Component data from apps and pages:
-- Opening Marker --
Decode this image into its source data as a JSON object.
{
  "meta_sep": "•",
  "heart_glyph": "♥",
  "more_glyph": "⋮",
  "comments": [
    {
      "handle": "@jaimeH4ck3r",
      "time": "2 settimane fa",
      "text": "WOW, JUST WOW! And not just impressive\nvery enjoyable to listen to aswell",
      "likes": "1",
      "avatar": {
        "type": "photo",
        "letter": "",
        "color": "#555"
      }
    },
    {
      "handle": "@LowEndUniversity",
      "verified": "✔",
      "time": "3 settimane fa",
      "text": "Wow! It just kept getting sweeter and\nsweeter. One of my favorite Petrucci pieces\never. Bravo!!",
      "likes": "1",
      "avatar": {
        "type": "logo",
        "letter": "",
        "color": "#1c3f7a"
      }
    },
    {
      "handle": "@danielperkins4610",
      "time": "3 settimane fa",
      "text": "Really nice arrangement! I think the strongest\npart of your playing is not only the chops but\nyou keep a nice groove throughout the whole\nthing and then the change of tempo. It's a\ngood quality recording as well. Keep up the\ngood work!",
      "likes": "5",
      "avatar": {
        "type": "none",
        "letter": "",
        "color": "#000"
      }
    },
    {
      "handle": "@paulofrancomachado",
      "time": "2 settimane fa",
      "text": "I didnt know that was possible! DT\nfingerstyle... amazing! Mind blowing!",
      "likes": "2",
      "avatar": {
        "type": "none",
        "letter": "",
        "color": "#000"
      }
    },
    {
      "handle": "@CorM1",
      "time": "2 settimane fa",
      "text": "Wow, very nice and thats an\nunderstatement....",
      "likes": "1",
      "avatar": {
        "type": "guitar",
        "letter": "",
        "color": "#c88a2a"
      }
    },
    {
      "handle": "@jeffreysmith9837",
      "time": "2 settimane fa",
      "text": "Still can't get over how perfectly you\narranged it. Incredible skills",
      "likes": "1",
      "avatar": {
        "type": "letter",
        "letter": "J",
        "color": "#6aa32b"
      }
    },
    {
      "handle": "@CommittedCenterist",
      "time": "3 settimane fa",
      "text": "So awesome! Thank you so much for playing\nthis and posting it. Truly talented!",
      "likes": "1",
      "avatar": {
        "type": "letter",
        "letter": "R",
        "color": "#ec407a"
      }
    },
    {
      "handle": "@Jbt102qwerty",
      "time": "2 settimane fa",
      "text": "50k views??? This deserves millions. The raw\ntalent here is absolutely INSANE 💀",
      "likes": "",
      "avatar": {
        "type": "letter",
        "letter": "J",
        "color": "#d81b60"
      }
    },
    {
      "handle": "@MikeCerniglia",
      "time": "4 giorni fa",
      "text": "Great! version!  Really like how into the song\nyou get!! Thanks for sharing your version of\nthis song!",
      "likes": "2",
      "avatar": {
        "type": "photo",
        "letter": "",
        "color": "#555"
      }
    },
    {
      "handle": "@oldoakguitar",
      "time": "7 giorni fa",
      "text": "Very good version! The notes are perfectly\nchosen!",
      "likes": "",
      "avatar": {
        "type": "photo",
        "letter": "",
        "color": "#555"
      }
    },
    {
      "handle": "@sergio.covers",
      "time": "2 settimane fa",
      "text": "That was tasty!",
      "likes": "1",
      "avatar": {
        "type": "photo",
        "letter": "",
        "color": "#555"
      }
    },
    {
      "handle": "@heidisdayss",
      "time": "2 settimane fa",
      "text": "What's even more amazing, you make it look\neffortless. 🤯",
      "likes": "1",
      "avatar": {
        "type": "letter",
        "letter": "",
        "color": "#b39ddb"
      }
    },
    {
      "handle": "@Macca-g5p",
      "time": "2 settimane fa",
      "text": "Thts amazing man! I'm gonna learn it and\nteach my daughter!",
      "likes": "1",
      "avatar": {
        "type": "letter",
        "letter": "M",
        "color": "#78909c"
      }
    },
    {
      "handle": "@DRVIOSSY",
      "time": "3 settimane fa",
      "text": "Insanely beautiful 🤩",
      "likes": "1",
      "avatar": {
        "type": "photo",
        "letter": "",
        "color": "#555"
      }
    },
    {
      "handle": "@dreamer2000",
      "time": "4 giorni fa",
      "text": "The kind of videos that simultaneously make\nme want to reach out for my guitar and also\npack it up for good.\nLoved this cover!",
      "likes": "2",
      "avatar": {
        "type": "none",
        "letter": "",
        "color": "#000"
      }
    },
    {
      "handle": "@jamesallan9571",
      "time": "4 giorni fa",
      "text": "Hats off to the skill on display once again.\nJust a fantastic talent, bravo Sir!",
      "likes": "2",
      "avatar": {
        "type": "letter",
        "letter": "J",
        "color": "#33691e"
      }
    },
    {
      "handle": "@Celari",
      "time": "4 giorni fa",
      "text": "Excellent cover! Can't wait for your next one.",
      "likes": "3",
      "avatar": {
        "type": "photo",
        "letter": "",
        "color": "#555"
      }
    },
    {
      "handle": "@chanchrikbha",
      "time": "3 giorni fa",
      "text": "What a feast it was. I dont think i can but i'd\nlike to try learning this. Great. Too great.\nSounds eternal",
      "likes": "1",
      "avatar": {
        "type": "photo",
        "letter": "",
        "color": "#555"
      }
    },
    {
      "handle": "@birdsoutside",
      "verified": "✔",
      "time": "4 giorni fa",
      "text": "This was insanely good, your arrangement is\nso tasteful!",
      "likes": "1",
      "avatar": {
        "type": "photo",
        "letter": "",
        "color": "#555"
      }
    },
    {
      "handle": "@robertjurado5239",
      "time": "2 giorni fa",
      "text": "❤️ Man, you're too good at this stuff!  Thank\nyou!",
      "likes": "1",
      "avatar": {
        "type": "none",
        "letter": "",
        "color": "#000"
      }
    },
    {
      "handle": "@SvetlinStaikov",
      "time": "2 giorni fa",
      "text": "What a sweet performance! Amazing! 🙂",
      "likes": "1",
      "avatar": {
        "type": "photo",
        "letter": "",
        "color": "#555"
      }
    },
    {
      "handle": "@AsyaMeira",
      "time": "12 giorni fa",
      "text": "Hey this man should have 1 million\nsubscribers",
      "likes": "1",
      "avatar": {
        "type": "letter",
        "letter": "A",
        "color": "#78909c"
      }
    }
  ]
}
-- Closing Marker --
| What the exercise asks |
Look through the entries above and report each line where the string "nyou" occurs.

| Answer to the problem |
      "text": "Really nice arrangement! I think the strongest\npart of your playing is not only the chops but\nyou keep a nice groove throughout the whole\nthing and then the change of tempo. It's a\ngood quality recording as well. Keep up the\ngood work!",
      "text": "Great! version!  Really like how into the song\nyou get!! Thanks for sharing your version of\nthis song!",
      "text": "❤️ Man, you're too good at this stuff!  Thank\nyou!",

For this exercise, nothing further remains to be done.